[Entries provided — start]

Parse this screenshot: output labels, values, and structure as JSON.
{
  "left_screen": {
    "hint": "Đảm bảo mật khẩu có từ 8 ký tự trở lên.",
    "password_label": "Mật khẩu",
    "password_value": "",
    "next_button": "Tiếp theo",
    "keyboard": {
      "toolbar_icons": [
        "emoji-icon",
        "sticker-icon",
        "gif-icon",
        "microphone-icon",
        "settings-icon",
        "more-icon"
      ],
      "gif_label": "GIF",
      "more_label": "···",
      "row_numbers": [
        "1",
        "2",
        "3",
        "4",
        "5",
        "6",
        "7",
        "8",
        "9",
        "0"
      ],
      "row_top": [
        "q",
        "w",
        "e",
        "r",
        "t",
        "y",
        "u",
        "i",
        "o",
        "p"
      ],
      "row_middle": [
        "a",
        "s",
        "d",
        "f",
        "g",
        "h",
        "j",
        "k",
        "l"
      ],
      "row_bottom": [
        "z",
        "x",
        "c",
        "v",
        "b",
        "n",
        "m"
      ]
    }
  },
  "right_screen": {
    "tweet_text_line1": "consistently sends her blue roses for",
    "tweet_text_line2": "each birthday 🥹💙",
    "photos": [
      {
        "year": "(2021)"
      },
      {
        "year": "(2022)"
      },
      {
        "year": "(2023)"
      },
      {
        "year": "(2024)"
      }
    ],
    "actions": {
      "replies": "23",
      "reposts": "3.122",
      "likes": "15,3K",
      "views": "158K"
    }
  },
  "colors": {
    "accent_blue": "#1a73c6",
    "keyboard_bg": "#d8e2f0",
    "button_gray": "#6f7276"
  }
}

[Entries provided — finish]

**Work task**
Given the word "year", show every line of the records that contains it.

**Output**
        "year": "(2021)"
        "year": "(2022)"
        "year": "(2023)"
        "year": "(2024)"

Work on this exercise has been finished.